First, it is very true that humans have been crossbreeding plants and animals for a long, long time. There have been many benefits. I would point out, though, that there is a big difference between taking advantage of what is naturally possible vs. making direct changes in DNA. It seems logical to assume the latter has greater risk of something going wrong. (Although this may not be true. I’m reasoning with my gut.)
Second, it’s possible that consumers can infer GMO choice with existing laws. By limiting their consumption to foods certified as “100% organic” they can be fairly certain the food does not contain GMO. This is a law at the federal level in the United States. However, tiny loopholes and errors are possible. This can happen due to contamination or by human engineering, like lobbying and pressure brought to bear. The National Organic Standards Board (NOSB) makes decisions about what is considered organic or not. Those are human-level standards. Not necessarily scientific ones.
Also, the organic certification is about the process of food, not what’s actually in it. There is no testing done to ensure that organic foods actually meet any kinds of organic standards.
Third, the article seems afraid of the free market because they don’t like the outcome. Namely that in European countries there is very little GMO because the public doesn’t want GMO. That hardly seems like a valid argument to me.

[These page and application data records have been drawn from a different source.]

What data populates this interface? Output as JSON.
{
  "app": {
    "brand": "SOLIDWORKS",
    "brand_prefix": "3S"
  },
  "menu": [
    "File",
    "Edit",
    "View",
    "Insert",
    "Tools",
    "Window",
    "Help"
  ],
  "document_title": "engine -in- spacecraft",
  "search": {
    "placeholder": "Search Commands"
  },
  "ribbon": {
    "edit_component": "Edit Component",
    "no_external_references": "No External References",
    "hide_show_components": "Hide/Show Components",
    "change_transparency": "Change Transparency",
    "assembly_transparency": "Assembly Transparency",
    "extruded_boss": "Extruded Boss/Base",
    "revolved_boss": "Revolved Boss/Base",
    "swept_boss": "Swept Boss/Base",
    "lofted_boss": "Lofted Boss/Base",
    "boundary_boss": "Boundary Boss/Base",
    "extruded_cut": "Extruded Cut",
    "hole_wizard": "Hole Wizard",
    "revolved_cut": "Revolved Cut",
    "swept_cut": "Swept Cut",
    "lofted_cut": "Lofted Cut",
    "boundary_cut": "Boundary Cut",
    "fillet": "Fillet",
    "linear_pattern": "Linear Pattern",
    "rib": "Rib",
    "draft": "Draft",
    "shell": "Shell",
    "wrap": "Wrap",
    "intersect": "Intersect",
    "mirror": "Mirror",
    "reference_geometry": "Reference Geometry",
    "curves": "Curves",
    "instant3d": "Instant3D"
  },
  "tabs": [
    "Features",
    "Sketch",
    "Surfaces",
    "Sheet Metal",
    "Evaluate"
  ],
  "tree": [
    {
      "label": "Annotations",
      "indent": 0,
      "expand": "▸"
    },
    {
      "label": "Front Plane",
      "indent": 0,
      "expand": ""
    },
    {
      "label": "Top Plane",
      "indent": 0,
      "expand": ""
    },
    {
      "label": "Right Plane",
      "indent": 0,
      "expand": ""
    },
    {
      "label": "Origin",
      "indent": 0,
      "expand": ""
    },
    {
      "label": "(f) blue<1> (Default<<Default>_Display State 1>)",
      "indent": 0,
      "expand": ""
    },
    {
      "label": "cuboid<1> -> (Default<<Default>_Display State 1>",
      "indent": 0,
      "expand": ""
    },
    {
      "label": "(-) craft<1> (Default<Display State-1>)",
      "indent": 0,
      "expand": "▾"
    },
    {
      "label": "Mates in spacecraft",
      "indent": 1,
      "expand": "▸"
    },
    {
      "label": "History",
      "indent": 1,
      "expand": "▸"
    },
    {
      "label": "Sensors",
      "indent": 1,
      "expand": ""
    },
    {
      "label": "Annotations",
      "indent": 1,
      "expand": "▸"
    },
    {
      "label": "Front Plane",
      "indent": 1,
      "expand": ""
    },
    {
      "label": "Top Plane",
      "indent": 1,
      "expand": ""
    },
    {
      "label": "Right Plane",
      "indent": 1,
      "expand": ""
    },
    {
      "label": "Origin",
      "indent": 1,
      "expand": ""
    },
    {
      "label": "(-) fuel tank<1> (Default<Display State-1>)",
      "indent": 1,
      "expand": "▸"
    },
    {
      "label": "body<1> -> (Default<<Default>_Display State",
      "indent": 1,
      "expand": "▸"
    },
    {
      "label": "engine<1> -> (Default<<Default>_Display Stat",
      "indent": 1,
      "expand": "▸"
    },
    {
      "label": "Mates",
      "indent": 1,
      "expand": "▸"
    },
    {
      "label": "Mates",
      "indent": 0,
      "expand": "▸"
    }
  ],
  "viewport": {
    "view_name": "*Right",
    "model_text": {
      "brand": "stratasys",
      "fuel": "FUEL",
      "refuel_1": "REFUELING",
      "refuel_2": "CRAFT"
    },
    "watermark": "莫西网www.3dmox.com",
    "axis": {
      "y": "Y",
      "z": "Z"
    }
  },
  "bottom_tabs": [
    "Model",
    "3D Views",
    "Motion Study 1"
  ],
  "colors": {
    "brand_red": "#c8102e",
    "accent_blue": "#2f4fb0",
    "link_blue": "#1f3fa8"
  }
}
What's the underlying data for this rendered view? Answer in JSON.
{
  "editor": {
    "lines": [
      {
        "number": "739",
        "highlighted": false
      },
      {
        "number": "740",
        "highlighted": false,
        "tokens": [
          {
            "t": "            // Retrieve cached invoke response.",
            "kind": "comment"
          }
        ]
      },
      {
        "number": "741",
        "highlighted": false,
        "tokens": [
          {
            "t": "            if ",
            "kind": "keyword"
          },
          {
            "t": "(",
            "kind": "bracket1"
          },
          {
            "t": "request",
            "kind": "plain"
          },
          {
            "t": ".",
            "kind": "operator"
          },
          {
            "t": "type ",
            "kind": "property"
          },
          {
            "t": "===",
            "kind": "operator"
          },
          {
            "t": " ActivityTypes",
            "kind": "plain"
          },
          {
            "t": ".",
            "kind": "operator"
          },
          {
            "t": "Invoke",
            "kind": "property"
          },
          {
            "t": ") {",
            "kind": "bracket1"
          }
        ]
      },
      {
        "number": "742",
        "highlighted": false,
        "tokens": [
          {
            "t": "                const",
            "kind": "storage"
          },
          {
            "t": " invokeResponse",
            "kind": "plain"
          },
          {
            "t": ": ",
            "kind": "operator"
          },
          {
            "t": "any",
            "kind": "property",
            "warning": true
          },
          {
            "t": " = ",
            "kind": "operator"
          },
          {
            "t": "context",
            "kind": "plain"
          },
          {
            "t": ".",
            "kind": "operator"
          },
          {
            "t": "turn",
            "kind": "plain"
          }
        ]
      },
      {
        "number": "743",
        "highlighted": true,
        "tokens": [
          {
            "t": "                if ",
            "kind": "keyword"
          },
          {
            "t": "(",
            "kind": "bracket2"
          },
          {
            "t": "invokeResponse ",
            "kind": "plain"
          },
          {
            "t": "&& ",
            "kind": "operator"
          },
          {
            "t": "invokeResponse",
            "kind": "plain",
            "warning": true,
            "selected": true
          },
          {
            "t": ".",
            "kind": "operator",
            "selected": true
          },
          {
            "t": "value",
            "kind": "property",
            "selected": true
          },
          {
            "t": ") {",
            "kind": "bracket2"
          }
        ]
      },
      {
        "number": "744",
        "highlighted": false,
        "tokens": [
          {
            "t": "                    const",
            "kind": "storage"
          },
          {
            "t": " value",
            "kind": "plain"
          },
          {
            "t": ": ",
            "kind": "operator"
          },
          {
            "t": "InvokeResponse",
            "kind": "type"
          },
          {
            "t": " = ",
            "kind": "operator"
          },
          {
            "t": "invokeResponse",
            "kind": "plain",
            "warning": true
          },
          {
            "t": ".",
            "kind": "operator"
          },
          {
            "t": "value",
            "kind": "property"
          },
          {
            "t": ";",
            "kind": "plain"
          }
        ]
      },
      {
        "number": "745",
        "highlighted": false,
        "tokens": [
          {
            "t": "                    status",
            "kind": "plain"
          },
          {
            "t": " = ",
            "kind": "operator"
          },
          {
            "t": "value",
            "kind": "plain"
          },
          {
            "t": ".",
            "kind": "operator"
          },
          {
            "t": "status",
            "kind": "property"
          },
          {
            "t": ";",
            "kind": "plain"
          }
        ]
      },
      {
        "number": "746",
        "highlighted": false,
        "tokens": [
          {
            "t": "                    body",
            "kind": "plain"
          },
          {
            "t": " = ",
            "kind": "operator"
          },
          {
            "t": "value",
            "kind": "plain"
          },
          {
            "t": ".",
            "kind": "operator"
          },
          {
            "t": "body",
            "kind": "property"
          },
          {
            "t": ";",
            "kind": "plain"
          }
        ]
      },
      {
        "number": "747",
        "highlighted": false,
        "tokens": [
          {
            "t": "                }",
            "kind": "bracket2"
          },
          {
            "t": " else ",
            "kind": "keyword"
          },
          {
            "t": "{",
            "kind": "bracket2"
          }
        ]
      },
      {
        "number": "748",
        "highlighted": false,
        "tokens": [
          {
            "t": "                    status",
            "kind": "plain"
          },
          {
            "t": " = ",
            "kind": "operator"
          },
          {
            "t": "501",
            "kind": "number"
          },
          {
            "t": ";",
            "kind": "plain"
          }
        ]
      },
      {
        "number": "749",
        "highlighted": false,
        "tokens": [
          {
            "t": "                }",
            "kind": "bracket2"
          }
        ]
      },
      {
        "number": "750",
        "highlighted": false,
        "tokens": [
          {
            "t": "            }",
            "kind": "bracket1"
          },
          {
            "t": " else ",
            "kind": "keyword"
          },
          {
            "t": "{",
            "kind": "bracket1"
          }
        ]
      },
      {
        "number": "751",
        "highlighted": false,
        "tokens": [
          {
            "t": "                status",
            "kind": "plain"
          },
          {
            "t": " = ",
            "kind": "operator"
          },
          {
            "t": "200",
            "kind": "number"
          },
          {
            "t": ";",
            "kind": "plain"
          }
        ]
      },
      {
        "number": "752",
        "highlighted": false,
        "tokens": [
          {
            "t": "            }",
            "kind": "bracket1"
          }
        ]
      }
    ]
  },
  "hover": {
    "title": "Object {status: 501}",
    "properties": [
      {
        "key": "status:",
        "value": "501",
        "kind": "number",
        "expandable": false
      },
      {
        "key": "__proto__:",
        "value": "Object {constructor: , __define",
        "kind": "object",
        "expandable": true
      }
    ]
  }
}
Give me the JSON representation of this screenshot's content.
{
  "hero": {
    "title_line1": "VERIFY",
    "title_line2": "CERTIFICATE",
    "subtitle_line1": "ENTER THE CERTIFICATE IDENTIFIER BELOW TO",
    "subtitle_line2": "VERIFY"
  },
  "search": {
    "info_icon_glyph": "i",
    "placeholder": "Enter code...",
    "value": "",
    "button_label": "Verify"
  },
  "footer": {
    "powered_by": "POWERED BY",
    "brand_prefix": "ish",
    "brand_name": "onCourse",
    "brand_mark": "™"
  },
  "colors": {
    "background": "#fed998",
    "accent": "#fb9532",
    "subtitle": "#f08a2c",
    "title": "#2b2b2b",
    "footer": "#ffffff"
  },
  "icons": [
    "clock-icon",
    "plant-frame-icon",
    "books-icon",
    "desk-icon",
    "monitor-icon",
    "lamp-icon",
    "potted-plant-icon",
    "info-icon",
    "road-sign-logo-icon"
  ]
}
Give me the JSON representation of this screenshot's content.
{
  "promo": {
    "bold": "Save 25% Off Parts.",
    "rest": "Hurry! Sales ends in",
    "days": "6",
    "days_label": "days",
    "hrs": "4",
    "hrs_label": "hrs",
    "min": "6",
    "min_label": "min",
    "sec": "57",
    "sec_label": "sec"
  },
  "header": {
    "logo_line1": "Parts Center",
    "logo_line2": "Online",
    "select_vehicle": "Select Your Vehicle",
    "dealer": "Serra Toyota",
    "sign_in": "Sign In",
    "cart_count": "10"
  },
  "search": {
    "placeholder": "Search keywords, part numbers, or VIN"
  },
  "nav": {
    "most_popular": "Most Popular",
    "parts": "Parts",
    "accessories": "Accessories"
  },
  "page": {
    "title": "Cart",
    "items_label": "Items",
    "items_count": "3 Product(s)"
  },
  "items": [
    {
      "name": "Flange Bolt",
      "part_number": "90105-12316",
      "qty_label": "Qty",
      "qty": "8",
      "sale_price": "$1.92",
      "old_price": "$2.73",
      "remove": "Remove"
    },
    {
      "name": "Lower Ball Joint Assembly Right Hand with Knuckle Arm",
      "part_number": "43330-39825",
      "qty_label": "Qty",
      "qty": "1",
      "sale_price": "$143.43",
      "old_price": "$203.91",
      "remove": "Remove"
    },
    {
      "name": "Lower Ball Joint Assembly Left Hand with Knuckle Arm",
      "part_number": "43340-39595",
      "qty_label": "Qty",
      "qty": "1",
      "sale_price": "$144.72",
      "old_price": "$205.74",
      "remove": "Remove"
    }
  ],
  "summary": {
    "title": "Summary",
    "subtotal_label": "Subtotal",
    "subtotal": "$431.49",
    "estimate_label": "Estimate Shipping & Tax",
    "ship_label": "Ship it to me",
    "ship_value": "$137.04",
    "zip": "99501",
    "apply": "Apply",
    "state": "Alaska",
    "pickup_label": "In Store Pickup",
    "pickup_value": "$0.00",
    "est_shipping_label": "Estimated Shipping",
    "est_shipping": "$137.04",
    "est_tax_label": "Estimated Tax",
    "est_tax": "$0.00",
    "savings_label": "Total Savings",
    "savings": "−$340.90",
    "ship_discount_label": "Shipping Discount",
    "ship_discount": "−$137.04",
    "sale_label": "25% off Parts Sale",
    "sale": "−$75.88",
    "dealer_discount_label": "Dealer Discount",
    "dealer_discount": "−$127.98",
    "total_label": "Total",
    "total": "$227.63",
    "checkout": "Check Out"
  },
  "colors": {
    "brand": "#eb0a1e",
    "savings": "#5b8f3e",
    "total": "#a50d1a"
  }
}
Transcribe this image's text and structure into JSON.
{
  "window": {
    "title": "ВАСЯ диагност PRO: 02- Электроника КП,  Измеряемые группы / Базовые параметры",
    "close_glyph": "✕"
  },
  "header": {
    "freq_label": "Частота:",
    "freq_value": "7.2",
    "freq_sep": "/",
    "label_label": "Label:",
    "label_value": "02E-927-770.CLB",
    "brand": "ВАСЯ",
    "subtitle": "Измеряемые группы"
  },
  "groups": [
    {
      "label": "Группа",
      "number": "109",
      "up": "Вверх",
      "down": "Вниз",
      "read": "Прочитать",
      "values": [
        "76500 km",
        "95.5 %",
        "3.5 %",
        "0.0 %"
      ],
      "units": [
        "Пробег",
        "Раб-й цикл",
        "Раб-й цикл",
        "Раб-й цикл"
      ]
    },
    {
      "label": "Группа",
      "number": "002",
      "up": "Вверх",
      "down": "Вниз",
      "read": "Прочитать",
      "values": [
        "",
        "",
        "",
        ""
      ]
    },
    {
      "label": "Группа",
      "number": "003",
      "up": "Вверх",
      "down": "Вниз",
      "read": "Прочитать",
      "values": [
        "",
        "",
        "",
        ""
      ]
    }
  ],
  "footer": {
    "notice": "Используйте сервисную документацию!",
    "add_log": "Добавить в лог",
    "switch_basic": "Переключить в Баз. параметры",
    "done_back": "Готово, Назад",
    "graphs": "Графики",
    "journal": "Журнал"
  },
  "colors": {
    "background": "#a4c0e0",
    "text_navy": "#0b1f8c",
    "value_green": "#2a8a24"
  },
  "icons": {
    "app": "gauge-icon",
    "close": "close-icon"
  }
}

The article does tout a lot of benefits of GMO, no doubt most of which is valid. But if the public doesn’t want if, even if due to a false “stigma,” isn’t that the way the GMO cookie crumbles?
It seems to me that people have a basic right to know what is in their food. Ultimately there are only two choices. Provide all of your own food or include in your diet food where the contents and methods are unverifiable and outside of your direct control. The former option is, of course, unachievable to 99.99999999% of the people on Earth (my estimate). And even if you were one of the latter and were totally self-sufficient, it would likely still be out of your hands due to factors like pollution. We are constantly reminded, “It’s not safe to eat these fish from the river. It’s not safe to eat from this section of the ocean.”
Maybe eating from someone else’s food chain won’t kill me (and may actually have some benefits) but one thing history has repeatedly proven is that people are willing to play fast and loose when deciding what is acceptable for people other than themselves.
Thanks for the link!